▸ Provided data:

+ + + +

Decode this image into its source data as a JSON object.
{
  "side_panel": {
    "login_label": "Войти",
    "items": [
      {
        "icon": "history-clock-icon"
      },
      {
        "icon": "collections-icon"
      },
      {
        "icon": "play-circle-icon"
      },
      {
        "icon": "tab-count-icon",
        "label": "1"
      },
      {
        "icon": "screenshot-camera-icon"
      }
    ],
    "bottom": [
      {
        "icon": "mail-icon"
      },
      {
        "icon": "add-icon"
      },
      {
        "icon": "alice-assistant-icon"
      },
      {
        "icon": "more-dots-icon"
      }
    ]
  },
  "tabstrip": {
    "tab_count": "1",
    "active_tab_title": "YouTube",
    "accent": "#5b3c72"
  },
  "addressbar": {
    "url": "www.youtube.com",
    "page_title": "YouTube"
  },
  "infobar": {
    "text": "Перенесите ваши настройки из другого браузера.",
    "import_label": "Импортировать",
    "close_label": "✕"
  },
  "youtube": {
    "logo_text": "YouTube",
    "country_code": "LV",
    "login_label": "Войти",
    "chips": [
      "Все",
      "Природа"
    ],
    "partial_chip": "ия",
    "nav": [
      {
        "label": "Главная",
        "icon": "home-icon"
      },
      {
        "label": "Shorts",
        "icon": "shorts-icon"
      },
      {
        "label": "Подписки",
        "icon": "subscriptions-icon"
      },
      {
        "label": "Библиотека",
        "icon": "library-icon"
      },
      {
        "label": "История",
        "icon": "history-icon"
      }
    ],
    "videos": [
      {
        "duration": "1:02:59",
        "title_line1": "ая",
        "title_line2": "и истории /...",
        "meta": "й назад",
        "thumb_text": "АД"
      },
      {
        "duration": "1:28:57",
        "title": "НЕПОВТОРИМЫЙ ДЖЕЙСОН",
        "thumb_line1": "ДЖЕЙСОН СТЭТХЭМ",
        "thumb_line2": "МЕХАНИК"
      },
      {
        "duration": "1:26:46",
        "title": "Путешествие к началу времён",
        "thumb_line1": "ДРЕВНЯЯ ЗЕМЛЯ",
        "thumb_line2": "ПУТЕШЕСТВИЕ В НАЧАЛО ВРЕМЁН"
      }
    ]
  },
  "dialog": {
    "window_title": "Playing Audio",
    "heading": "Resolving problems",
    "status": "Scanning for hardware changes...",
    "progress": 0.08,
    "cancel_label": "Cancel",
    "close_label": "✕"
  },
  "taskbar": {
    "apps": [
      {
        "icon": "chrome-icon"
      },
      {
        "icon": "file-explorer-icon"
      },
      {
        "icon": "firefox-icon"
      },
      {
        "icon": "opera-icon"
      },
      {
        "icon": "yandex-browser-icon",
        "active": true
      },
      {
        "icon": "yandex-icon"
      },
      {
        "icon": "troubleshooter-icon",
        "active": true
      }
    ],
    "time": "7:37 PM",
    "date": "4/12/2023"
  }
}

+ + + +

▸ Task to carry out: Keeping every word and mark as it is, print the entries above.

▸ Solution for this task:
Decode this image into its source data as a JSON object.
{
  "side_panel": {
    "login_label": "Войти",
    "items": [
      {
        "icon": "history-clock-icon"
      },
      {
        "icon": "collections-icon"
      },
      {
        "icon": "play-circle-icon"
      },
      {
        "icon": "tab-count-icon",
        "label": "1"
      },
      {
        "icon": "screenshot-camera-icon"
      }
    ],
    "bottom": [
      {
        "icon": "mail-icon"
      },
      {
        "icon": "add-icon"
      },
      {
        "icon": "alice-assistant-icon"
      },
      {
        "icon": "more-dots-icon"
      }
    ]
  },
  "tabstrip": {
    "tab_count": "1",
    "active_tab_title": "YouTube",
    "accent": "#5b3c72"
  },
  "addressbar": {
    "url": "www.youtube.com",
    "page_title": "YouTube"
  },
  "infobar": {
    "text": "Перенесите ваши настройки из другого браузера.",
    "import_label": "Импортировать",
    "close_label": "✕"
  },
  "youtube": {
    "logo_text": "YouTube",
    "country_code": "LV",
    "login_label": "Войти",
    "chips": [
      "Все",
      "Природа"
    ],
    "partial_chip": "ия",
    "nav": [
      {
        "label": "Главная",
        "icon": "home-icon"
      },
      {
        "label": "Shorts",
        "icon": "shorts-icon"
      },
      {
        "label": "Подписки",
        "icon": "subscriptions-icon"
      },
      {
        "label": "Библиотека",
        "icon": "library-icon"
      },
      {
        "label": "История",
        "icon": "history-icon"
      }
    ],
    "videos": [
      {
        "duration": "1:02:59",
        "title_line1": "ая",
        "title_line2": "и истории /...",
        "meta": "й назад",
        "thumb_text": "АД"
      },
      {
        "duration": "1:28:57",
        "title": "НЕПОВТОРИМЫЙ ДЖЕЙСОН",
        "thumb_line1": "ДЖЕЙСОН СТЭТХЭМ",
        "thumb_line2": "МЕХАНИК"
      },
      {
        "duration": "1:26:46",
        "title": "Путешествие к началу времён",
        "thumb_line1": "ДРЕВНЯЯ ЗЕМЛЯ",
        "thumb_line2": "ПУТЕШЕСТВИЕ В НАЧАЛО ВРЕМЁН"
      }
    ]
  },
  "dialog": {
    "window_title": "Playing Audio",
    "heading": "Resolving problems",
    "status": "Scanning for hardware changes...",
    "progress": 0.08,
    "cancel_label": "Cancel",
    "close_label": "✕"
  },
  "taskbar": {
    "apps": [
      {
        "icon": "chrome-icon"
      },
      {
        "icon": "file-explorer-icon"
      },
      {
        "icon": "firefox-icon"
      },
      {
        "icon": "opera-icon"
      },
      {
        "icon": "yandex-browser-icon",
        "active": true
      },
      {
        "icon": "yandex-icon"
      },
      {
        "icon": "troubleshooter-icon",
        "active": true
      }
    ],
    "time": "7:37 PM",
    "date": "4/12/2023"
  }
}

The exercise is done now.